Among my mother’s lesser known works are several allegories. An allegory is a work of art, in this case a painting, with a hidden meaning. Such pieces are common in art history; for example, Michelangelo’s sculpture of Night personified. At one time, Charlotte did several designs for use on china plates, showing the four seasons. Above, you see Spring. There was another version of Spring, never used, that had blooming bridal veil vines for hair. As in Botticelli’s Venus, flowers follow the figure, and little animals rejoice at Spring’s coming. Not far away in real life!

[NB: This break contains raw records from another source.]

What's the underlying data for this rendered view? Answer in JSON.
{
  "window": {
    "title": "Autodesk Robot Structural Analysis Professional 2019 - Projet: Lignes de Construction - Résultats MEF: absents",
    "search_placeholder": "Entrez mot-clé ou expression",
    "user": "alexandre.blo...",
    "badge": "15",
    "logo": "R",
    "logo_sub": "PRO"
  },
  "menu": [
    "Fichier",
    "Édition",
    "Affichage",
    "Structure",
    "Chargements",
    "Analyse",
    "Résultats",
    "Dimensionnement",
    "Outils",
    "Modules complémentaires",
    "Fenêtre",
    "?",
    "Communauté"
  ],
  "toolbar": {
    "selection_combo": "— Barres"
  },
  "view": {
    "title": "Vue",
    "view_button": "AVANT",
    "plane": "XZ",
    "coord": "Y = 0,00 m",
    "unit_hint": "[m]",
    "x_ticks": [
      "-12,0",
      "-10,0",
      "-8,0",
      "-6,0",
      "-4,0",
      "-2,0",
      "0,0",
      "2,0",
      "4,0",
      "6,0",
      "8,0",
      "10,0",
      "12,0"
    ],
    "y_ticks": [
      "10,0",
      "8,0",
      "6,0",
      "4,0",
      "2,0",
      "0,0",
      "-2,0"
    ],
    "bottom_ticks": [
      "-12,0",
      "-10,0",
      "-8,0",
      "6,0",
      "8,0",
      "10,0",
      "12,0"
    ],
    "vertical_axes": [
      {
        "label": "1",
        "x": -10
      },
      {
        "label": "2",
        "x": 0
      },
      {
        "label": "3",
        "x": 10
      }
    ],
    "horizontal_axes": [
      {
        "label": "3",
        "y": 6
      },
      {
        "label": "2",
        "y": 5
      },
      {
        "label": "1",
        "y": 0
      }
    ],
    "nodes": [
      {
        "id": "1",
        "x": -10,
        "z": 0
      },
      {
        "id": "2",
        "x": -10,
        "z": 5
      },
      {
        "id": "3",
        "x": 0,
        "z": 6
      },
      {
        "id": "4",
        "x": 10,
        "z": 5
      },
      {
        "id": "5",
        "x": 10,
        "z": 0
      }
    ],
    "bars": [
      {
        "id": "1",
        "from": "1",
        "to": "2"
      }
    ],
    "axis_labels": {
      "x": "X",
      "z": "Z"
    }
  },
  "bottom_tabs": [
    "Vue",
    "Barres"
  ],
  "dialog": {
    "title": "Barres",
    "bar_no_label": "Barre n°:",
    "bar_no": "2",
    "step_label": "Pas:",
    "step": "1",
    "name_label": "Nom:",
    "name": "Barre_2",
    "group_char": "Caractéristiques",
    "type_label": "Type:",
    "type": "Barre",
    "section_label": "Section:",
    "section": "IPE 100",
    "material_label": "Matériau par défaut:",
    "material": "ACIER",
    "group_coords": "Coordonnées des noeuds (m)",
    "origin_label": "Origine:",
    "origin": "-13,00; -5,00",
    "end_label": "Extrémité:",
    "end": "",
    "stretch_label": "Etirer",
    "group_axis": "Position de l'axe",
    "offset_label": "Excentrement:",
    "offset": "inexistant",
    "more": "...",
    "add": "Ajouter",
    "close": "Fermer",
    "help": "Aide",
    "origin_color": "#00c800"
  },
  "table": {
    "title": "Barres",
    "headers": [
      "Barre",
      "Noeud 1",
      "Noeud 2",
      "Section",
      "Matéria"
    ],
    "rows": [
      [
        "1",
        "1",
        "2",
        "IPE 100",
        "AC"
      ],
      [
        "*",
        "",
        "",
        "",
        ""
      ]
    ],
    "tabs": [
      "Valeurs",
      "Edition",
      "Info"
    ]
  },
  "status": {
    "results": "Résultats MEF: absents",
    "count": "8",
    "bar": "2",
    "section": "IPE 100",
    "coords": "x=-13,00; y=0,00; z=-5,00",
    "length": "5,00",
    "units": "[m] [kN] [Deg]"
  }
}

Many times, Charlotte looked at antique photographs for inspiration. Although she was so practiced in drawing that she usually invented any figures, buildings, and settings, she found the old photos thought-provoking. Books such as American Album, edited by Oliver Jensen, and This was Connecticut, by Marvin W. Sandler, gave her ideas for new paintings.
I recently found some enjoyable photographs in the Library of Congress collections. What’s going on, we wonder. Who was in the doorway, with that nice top hat?
I added some details from a few paintings–of course, you could also look at Curve in the Square, Christmas Shopping Street, and many others!